INDIANAPOLIS -- The Colts will have to win their last two games the same way they tried to win their first 14 -- without Peyton Manning.
Minutes after the previously winless Colts got their first win, 27-13 over Tennessee, team vice chairman Bill Polian said the four-time league MVP will not play this season though he has begun throwing to teammates at the team complex.
The comments came in a rare, five-paragraph postgame statement Polian made from the podium. He did not take questions.
"It was determined by the doctors that there was no chance he (Manning) would play this year," Polian said, referring to a Thursday meeting. "His rehabilitation has not come far enough to make it prudent for him to step on the field in game action. He may practice in some very scripted and circumscribed circumstances if he wishes. That's entirely up to him."
Apparently, Manning is already doing that.
Polian confirmed that the four-time league MVP threw in pads and a helmet after Wednesday's full practice ended. The session included running back Joseph Addai, center Jeff Saturday, receiver Anthony Gonzalez and a receiver from the practice squad.
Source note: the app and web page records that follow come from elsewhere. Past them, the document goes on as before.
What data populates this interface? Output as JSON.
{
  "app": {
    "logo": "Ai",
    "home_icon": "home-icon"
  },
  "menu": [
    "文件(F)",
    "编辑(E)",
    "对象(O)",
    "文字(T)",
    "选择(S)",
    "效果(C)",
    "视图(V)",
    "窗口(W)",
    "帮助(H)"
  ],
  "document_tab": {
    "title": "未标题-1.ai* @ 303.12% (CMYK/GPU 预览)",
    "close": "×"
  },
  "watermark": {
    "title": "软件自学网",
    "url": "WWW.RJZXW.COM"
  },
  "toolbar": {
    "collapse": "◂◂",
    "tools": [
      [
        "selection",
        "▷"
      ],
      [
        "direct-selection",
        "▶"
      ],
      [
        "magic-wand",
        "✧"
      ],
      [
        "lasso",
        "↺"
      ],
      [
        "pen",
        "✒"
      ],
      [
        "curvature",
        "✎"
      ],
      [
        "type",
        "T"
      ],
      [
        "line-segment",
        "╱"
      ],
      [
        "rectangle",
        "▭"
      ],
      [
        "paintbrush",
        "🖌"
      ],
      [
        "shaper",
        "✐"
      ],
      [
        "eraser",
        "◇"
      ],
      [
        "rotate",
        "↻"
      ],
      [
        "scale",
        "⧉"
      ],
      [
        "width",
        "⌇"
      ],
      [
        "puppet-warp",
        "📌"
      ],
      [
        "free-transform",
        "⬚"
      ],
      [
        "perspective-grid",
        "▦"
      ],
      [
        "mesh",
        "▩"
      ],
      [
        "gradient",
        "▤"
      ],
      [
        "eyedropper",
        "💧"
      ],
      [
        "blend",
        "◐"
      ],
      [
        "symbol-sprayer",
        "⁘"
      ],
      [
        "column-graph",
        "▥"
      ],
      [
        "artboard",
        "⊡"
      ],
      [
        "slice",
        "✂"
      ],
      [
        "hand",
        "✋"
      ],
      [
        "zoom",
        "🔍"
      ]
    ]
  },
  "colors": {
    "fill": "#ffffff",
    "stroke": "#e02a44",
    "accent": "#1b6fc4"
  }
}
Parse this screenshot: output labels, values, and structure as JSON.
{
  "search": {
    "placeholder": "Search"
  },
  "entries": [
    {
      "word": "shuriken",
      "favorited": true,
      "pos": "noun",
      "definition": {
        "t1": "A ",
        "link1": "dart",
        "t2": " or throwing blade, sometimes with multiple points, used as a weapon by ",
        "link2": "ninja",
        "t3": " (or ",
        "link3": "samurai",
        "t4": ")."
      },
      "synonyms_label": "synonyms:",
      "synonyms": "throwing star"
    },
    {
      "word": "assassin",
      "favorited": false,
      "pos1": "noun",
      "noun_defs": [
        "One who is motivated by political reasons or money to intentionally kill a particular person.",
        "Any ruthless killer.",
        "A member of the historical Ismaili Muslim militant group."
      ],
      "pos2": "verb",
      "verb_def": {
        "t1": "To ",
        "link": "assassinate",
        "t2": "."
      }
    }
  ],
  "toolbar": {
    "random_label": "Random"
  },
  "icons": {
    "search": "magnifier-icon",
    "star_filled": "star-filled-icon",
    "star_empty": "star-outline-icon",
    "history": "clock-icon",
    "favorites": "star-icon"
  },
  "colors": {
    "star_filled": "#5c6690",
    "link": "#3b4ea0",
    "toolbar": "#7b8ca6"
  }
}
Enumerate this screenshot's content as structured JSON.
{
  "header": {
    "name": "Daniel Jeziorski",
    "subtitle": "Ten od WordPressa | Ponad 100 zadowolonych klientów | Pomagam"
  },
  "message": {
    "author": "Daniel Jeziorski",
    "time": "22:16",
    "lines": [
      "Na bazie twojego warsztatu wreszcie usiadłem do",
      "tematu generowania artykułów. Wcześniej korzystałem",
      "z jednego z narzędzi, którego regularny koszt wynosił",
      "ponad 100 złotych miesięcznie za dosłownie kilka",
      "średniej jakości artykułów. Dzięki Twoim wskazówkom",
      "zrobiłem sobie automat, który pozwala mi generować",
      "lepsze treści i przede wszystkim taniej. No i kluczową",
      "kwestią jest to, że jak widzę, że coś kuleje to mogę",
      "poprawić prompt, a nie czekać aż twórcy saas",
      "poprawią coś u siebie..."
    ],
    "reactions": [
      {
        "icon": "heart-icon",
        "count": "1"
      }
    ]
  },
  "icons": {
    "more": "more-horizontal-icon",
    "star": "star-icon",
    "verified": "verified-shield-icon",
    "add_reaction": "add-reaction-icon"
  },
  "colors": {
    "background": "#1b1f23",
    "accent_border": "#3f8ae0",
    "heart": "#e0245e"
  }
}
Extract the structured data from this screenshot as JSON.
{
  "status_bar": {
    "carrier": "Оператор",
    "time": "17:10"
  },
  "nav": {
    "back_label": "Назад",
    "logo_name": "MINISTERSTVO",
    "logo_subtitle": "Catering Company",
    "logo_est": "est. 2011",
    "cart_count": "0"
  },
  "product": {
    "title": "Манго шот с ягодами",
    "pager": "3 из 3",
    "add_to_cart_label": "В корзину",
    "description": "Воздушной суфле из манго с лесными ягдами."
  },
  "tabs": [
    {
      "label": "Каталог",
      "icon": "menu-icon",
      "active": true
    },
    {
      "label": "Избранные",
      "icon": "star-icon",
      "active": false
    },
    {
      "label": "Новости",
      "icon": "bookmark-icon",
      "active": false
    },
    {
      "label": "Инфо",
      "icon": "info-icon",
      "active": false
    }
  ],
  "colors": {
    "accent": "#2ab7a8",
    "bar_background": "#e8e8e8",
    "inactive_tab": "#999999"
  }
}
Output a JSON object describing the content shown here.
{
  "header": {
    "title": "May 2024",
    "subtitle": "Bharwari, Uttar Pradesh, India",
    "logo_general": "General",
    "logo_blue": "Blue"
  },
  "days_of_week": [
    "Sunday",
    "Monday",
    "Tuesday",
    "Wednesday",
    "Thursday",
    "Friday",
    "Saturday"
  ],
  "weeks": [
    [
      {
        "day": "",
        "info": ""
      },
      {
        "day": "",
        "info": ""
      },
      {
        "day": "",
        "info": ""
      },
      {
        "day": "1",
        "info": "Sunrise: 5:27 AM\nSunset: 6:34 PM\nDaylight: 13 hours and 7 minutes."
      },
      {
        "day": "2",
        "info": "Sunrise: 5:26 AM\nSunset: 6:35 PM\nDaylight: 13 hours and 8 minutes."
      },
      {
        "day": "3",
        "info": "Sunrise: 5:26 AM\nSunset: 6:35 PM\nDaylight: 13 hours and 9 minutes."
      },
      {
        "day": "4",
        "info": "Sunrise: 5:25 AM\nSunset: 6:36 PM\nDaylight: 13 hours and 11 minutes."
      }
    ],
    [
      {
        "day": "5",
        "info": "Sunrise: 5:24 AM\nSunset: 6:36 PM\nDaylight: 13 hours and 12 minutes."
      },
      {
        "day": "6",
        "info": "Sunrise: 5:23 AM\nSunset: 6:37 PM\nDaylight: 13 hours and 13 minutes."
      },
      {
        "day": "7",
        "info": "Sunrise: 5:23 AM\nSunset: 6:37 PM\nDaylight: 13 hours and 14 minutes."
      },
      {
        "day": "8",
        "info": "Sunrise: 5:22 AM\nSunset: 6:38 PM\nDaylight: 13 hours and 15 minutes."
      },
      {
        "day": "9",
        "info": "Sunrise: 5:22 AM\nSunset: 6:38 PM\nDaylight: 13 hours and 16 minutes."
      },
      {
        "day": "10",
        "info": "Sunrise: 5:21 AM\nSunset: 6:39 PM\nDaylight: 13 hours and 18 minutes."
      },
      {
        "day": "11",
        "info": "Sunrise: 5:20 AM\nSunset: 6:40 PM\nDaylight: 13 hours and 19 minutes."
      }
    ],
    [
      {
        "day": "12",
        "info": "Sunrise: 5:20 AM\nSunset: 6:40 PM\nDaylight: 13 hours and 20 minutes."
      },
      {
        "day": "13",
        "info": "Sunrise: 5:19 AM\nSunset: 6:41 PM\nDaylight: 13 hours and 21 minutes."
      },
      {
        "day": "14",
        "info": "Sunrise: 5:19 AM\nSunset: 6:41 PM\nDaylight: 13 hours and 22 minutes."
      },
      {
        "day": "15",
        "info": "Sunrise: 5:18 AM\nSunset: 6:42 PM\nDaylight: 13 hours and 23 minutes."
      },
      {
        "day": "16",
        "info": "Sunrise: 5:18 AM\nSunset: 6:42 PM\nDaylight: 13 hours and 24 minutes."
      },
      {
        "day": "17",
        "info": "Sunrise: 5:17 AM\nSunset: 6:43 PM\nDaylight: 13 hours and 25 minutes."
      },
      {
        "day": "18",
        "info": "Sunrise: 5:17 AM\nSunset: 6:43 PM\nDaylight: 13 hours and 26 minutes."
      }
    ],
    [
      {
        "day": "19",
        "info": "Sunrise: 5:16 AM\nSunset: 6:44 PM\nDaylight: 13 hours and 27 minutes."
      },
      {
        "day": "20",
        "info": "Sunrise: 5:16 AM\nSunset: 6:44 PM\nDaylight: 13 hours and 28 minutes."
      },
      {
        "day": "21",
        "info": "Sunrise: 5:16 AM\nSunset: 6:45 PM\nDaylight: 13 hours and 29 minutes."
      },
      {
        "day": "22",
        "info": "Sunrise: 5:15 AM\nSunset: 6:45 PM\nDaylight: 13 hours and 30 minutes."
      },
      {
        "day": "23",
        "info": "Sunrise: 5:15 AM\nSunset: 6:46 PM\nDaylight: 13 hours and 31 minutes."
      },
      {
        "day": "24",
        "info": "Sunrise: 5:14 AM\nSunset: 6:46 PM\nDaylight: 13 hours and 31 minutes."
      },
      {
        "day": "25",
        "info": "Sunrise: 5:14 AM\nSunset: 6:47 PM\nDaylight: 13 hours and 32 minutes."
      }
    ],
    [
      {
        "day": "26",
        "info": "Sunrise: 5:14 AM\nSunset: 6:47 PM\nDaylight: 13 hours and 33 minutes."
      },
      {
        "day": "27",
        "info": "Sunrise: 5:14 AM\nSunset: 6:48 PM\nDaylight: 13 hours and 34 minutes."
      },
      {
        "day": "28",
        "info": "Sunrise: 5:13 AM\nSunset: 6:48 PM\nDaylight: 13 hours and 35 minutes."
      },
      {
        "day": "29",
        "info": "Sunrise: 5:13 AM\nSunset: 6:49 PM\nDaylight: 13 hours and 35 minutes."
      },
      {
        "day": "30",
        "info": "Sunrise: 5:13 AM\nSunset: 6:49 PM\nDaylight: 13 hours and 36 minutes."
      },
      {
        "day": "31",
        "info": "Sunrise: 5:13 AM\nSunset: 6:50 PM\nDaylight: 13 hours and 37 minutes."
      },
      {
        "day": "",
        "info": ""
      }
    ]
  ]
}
There were rumors all week that Manning had started throwing with teammates, but players and coaches repeatedly said there was nothing new in Manning's workout regimen. On Sunday's pregame show, Fox Sports reported that Manning had thrown to receivers and running backs this week and that Manning still hoped to play this season.
He has practiced sparingly since having neck surgery in May. The Colts thought Manning would be ready to play when training camp opened and again when the regular-season started, but the recovery took far longer than expected. He was activated before the regular-season opener, but with the compressed nerve still causing weakness in Manning's throwing arm, he opted for a more invasive fusion. That surgery took place Sept. 8.
On Dec. 1, doctors announced the fusion had healed firmly and that Manning could increase the intensity and length of his workouts.
"Wednesday, after we finished our full team practice, Peyton went through a prescribed rehabilitation session, which consisted of about 30 throws and seven or eight handoffs," Polian said. "His throws were scripted at his request, meaning that he made specific throws with respect to the kinds of plays he would run in a ballgame. The reason for that is because the strength and conditioning folks and the therapy folks felt that was the best way to ramp up the muscle use."
Polian denied breaking any league rules by not disclosing Manning's workouts on the weekly practice reports, which require teams to provide information about each player's participation.
Because the workouts occurred after practice, Polian said the team did not violate the league rules and that the team taped that workout, which was attended by Polian and coach Jim Caldwell.
Team officials have kept Manning on the active roster in hopes that he could practice in December.
Polian said he does not expect Manning to throw again before Thursday's home finale against Houston.